I do want to elaborate on the, “wrangling”, a bit: I was using Beta 9.1/2 on my 5S and the new 6S I brought home was running 9.0. So, I was, initially, not able to restore my 5S backup to the 6S because iTunes would not allow me to restore an image from a later iOS – it took me a little while to figure out what to do, (I admit I can be a bit slow sometimes), but, I finally decided I was okay with installing Beta 9.1 on the new phone, went back to my Apple beta program email and followed the instructions to get the new 6S upgraded to iOS 9.1 beta. Now I’m able to smoothly restore my 5S backup to my 6S. In the meantime there have been a few apps that don’t want to run at all or have acted irraticaly – simply deleting and reinstalling them has fixed these problems.

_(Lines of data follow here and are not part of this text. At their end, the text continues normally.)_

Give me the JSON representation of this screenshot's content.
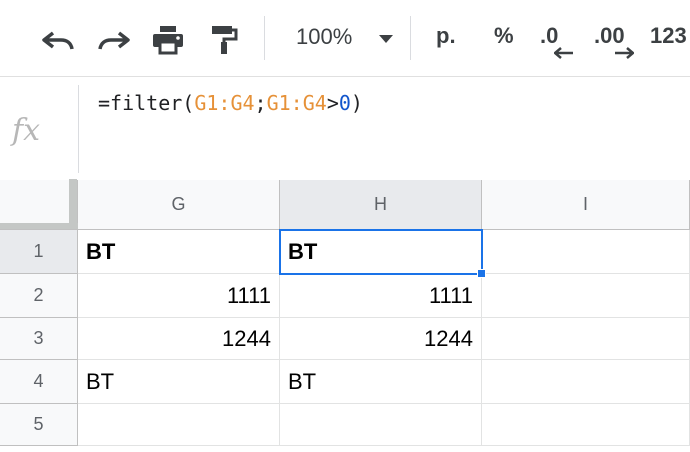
{
  "toolbar": {
    "undo_icon": "undo-icon",
    "redo_icon": "redo-icon",
    "print_icon": "print-icon",
    "paint_format_icon": "paint-format-icon",
    "zoom": "100%",
    "currency": "р.",
    "percent": "%",
    "decrease_decimal": ".0",
    "increase_decimal": ".00",
    "more_formats": "123"
  },
  "formula_bar": {
    "fx_label": "fx",
    "formula_parts": {
      "prefix": "=filter(",
      "range1": "G1:G4",
      "separator": ";",
      "range2": "G1:G4",
      "operator": ">",
      "number": "0",
      "suffix": ")"
    }
  },
  "columns": [
    {
      "label": "G"
    },
    {
      "label": "H"
    },
    {
      "label": "I"
    }
  ],
  "rows": [
    {
      "label": "1",
      "cells": [
        "BT",
        "BT",
        ""
      ]
    },
    {
      "label": "2",
      "cells": [
        "1111",
        "1111",
        ""
      ]
    },
    {
      "label": "3",
      "cells": [
        "1244",
        "1244",
        ""
      ]
    },
    {
      "label": "4",
      "cells": [
        "BT",
        "BT",
        ""
      ]
    },
    {
      "label": "5",
      "cells": [
        "",
        "",
        ""
      ]
    }
  ],
  "selection": {
    "cell": "H1"
  },
  "colors": {
    "selection": "#1a73e8",
    "formula_range": "#e69138",
    "formula_number": "#1155cc"
  }
}
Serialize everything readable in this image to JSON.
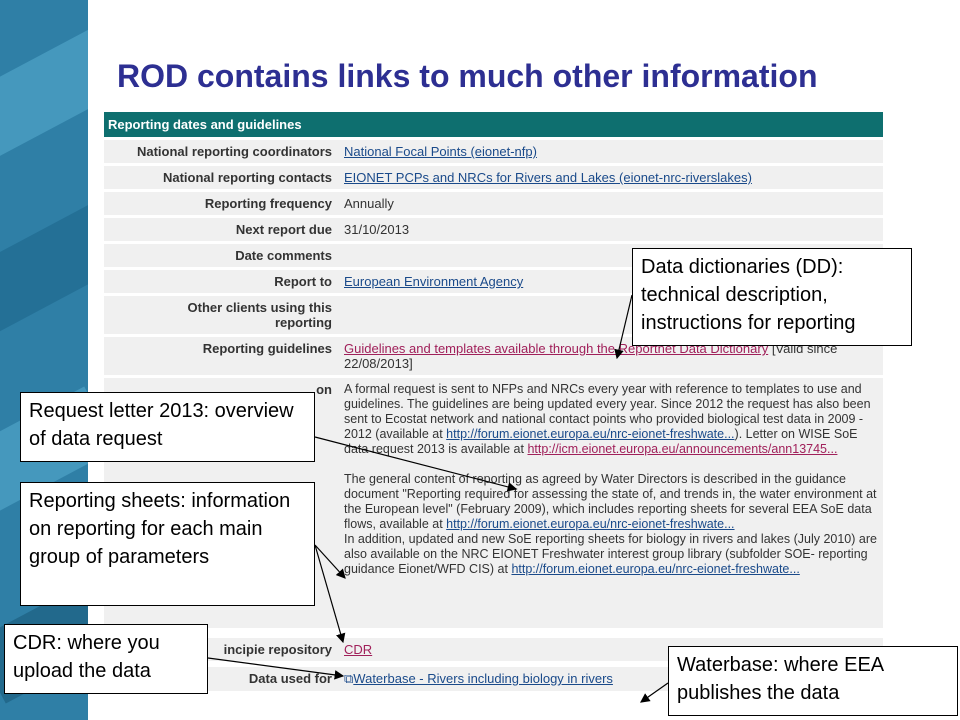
{
  "title": "ROD contains links to much other information",
  "table": {
    "header": "Reporting dates and guidelines",
    "rows": [
      {
        "label": "National reporting coordinators",
        "value": "National Focal Points (eionet-nfp)",
        "link": true
      },
      {
        "label": "National reporting contacts",
        "value": "EIONET PCPs and NRCs for Rivers and Lakes (eionet-nrc-riverslakes)",
        "link": true
      },
      {
        "label": "Reporting frequency",
        "value": "Annually",
        "link": false
      },
      {
        "label": "Next report due",
        "value": "31/10/2013",
        "link": false
      },
      {
        "label": "Date comments",
        "value": "",
        "link": false
      },
      {
        "label": "Report to",
        "value": "European Environment Agency",
        "link": true
      },
      {
        "label": "Other clients using this reporting",
        "value": "",
        "link": false
      }
    ],
    "guidelines": {
      "label": "Reporting guidelines",
      "link": "Guidelines and templates available through the Reportnet Data Dictionary",
      "suffix": " [Valid since 22/08/2013]"
    },
    "extra": {
      "label": "on",
      "p1": "A formal request is sent to NFPs and NRCs every year with reference to templates to use and guidelines. The guidelines are being updated every year. Since 2012 the request has also been sent to Ecostat network and national contact points who provided biological test data in 2009 - 2012 (available at",
      "p1_link": "http://forum.eionet.europa.eu/nrc-eionet-freshwate...",
      "p1_mid": "). Letter on WISE SoE data request 2013 is available at",
      "p1_link2": "http://icm.eionet.europa.eu/announcements/ann13745...",
      "p2": "The general content of reporting as agreed by Water Directors is described in the guidance document \"Reporting required for assessing the state of, and trends in, the water environment at the European level\" (February 2009), which includes reporting sheets for several EEA SoE data flows, available at",
      "p2_link": "http://forum.eionet.europa.eu/nrc-eionet-freshwate...",
      "p3": "In addition, updated and new SoE reporting sheets for biology in rivers and lakes (July 2010) are also available on the NRC EIONET Freshwater interest group library (subfolder SOE- reporting guidance Eionet/WFD CIS) at",
      "p3_link": "http://forum.eionet.europa.eu/nrc-eionet-freshwate..."
    },
    "repository": {
      "label": "incipie repository",
      "value": "CDR"
    },
    "data_used": {
      "label": "Data used for",
      "value": "Waterbase - Rivers including biology in rivers"
    }
  },
  "callouts": {
    "dd": "Data dictionaries (DD): technical description, instructions for reporting",
    "request": "Request letter 2013: overview of data request",
    "sheets": "Reporting sheets: information on reporting for each main group of parameters",
    "cdr": "CDR: where you upload the data",
    "waterbase": "Waterbase: where EEA publishes the data"
  },
  "colors": {
    "title": "#2d2f92",
    "header_bg": "#0e6f6f",
    "link": "#1a4a8a",
    "link_visited": "#a0205a"
  }
}
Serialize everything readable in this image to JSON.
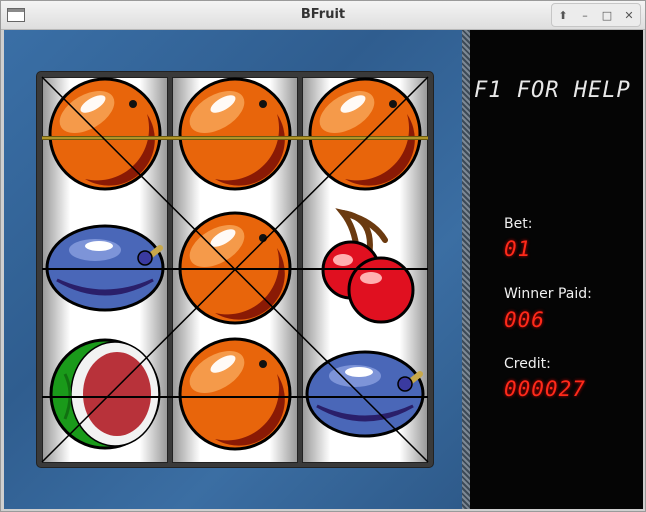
{
  "window": {
    "title": "BFruit"
  },
  "title_buttons": [
    {
      "icon": "arrow-up-icon",
      "glyph": "⬆"
    },
    {
      "icon": "minimize-icon",
      "glyph": "–"
    },
    {
      "icon": "maximize-icon",
      "glyph": "□"
    },
    {
      "icon": "close-icon",
      "glyph": "✕"
    }
  ],
  "help": {
    "text": "F1 FOR HELP"
  },
  "bet": {
    "label": "Bet:",
    "value": "01"
  },
  "winner_paid": {
    "label": "Winner Paid:",
    "value": "006"
  },
  "credit": {
    "label": "Credit:",
    "value": "000027"
  },
  "reels": [
    [
      "orange",
      "plum",
      "watermelon"
    ],
    [
      "orange",
      "orange",
      "orange"
    ],
    [
      "orange",
      "cherry",
      "plum"
    ]
  ],
  "colors": {
    "background_blue": "#3a6fa6",
    "led_red": "#ff2a1a",
    "orange": "#e8650b",
    "plum": "#4a67b8",
    "cherry": "#e01020",
    "melon_green": "#1a9a1a"
  }
}
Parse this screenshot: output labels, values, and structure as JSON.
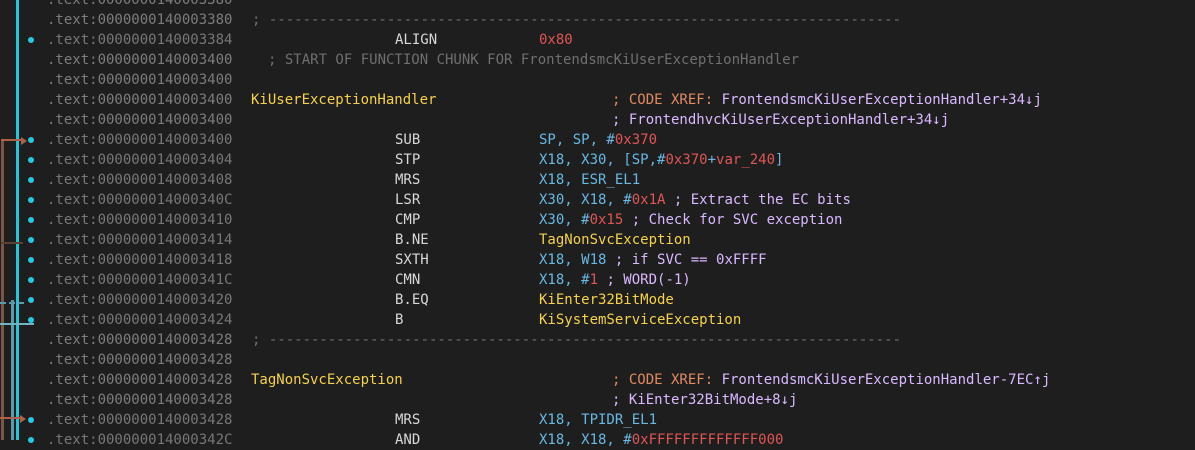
{
  "listing": {
    "lines": [
      {
        "addr": ".text:0000000140003380",
        "dot": false,
        "kind": "partial"
      },
      {
        "addr": ".text:0000000140003380",
        "dot": false,
        "kind": "separator",
        "sep": "; ---------------------------------------------------------------------------"
      },
      {
        "addr": ".text:0000000140003384",
        "dot": true,
        "kind": "instr",
        "mnem": "ALIGN",
        "ops": [
          {
            "t": "0x80",
            "c": "red"
          }
        ]
      },
      {
        "addr": ".text:0000000140003400",
        "dot": false,
        "kind": "chunk",
        "text": "; START OF FUNCTION CHUNK FOR FrontendsmcKiUserExceptionHandler"
      },
      {
        "addr": ".text:0000000140003400",
        "dot": false,
        "kind": "empty"
      },
      {
        "addr": ".text:0000000140003400",
        "dot": false,
        "kind": "label",
        "label": "KiUserExceptionHandler",
        "xref": [
          {
            "t": "; CODE XREF: ",
            "c": "orange"
          },
          {
            "t": "FrontendsmcKiUserExceptionHandler+34↓j",
            "c": "comment"
          }
        ]
      },
      {
        "addr": ".text:0000000140003400",
        "dot": false,
        "kind": "xref",
        "xref": [
          {
            "t": "; FrontendhvcKiUserExceptionHandler+34↓j",
            "c": "comment"
          }
        ]
      },
      {
        "addr": ".text:0000000140003400",
        "dot": true,
        "kind": "instr",
        "mnem": "SUB",
        "ops": [
          {
            "t": "SP, SP, #",
            "c": "blue"
          },
          {
            "t": "0x370",
            "c": "red"
          }
        ]
      },
      {
        "addr": ".text:0000000140003404",
        "dot": true,
        "kind": "instr",
        "mnem": "STP",
        "ops": [
          {
            "t": "X18, X30, [SP,#",
            "c": "blue"
          },
          {
            "t": "0x370",
            "c": "red"
          },
          {
            "t": "+",
            "c": "blue"
          },
          {
            "t": "var_240",
            "c": "red"
          },
          {
            "t": "]",
            "c": "blue"
          }
        ]
      },
      {
        "addr": ".text:0000000140003408",
        "dot": true,
        "kind": "instr",
        "mnem": "MRS",
        "ops": [
          {
            "t": "X18, ESR_EL1",
            "c": "blue"
          }
        ]
      },
      {
        "addr": ".text:000000014000340C",
        "dot": true,
        "kind": "instr",
        "mnem": "LSR",
        "ops": [
          {
            "t": "X30, X18, #",
            "c": "blue"
          },
          {
            "t": "0x1A",
            "c": "red"
          },
          {
            "t": " ; Extract the EC bits",
            "c": "comment"
          }
        ]
      },
      {
        "addr": ".text:0000000140003410",
        "dot": true,
        "kind": "instr",
        "mnem": "CMP",
        "ops": [
          {
            "t": "X30, #",
            "c": "blue"
          },
          {
            "t": "0x15",
            "c": "red"
          },
          {
            "t": " ; Check for SVC exception",
            "c": "comment"
          }
        ]
      },
      {
        "addr": ".text:0000000140003414",
        "dot": true,
        "kind": "instr",
        "mnem": "B.NE",
        "ops": [
          {
            "t": "TagNonSvcException",
            "c": "yellow"
          }
        ]
      },
      {
        "addr": ".text:0000000140003418",
        "dot": true,
        "kind": "instr",
        "mnem": "SXTH",
        "ops": [
          {
            "t": "X18, W18",
            "c": "blue"
          },
          {
            "t": " ; if SVC == 0xFFFF",
            "c": "comment"
          }
        ]
      },
      {
        "addr": ".text:000000014000341C",
        "dot": true,
        "kind": "instr",
        "mnem": "CMN",
        "ops": [
          {
            "t": "X18, #",
            "c": "blue"
          },
          {
            "t": "1",
            "c": "red"
          },
          {
            "t": " ; WORD(-1)",
            "c": "comment"
          }
        ]
      },
      {
        "addr": ".text:0000000140003420",
        "dot": true,
        "kind": "instr",
        "mnem": "B.EQ",
        "ops": [
          {
            "t": "KiEnter32BitMode",
            "c": "yellow"
          }
        ]
      },
      {
        "addr": ".text:0000000140003424",
        "dot": true,
        "kind": "instr",
        "mnem": "B",
        "ops": [
          {
            "t": "KiSystemServiceException",
            "c": "yellow"
          }
        ]
      },
      {
        "addr": ".text:0000000140003428",
        "dot": false,
        "kind": "separator",
        "sep": "; ---------------------------------------------------------------------------"
      },
      {
        "addr": ".text:0000000140003428",
        "dot": false,
        "kind": "empty"
      },
      {
        "addr": ".text:0000000140003428",
        "dot": false,
        "kind": "label",
        "label": "TagNonSvcException",
        "xref": [
          {
            "t": "; CODE XREF: ",
            "c": "orange"
          },
          {
            "t": "FrontendsmcKiUserExceptionHandler-7EC↑j",
            "c": "comment"
          }
        ]
      },
      {
        "addr": ".text:0000000140003428",
        "dot": false,
        "kind": "xref",
        "xref": [
          {
            "t": "; KiEnter32BitMode+8↓j",
            "c": "comment"
          }
        ]
      },
      {
        "addr": ".text:0000000140003428",
        "dot": true,
        "kind": "instr",
        "mnem": "MRS",
        "ops": [
          {
            "t": "X18, TPIDR_EL1",
            "c": "blue"
          }
        ]
      },
      {
        "addr": ".text:000000014000342C",
        "dot": true,
        "kind": "instr",
        "mnem": "AND",
        "ops": [
          {
            "t": "X18, X18, #",
            "c": "blue"
          },
          {
            "t": "0xFFFFFFFFFFFFF000",
            "c": "red"
          }
        ]
      }
    ]
  },
  "colors": {
    "background": "#1e1e1e",
    "flow_line": "#21c7d8",
    "segment_prefix": "#7c7c7c",
    "label": "#f5d24a",
    "register": "#68b8e4",
    "immediate": "#e05555",
    "comment": "#d9b8ff"
  }
}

My wish is that Apple would take us beta testers into account when we want to upgrade our hardware. In retrospect it makes sense that Apple would provide safeguards for its users, but, I wish they would spell it out, up front, don’t just hit me with a screen that says I can’t restore because the new device has an older iOS version – be aware that I’m using a beta of the iOS that is beyond the current stable release and spell out this fact for me, then give me on-screen instructions on what to do. Would’ve saved me a couple of hours of frustration. Even so, the final outcome is, in a word – AWESOME!
If you’re a performance oriented user and you’re upgrading from 5S or a previous version of the hardware, I would suggest that, looking over the latest iPhone iterations is definitely worth your time.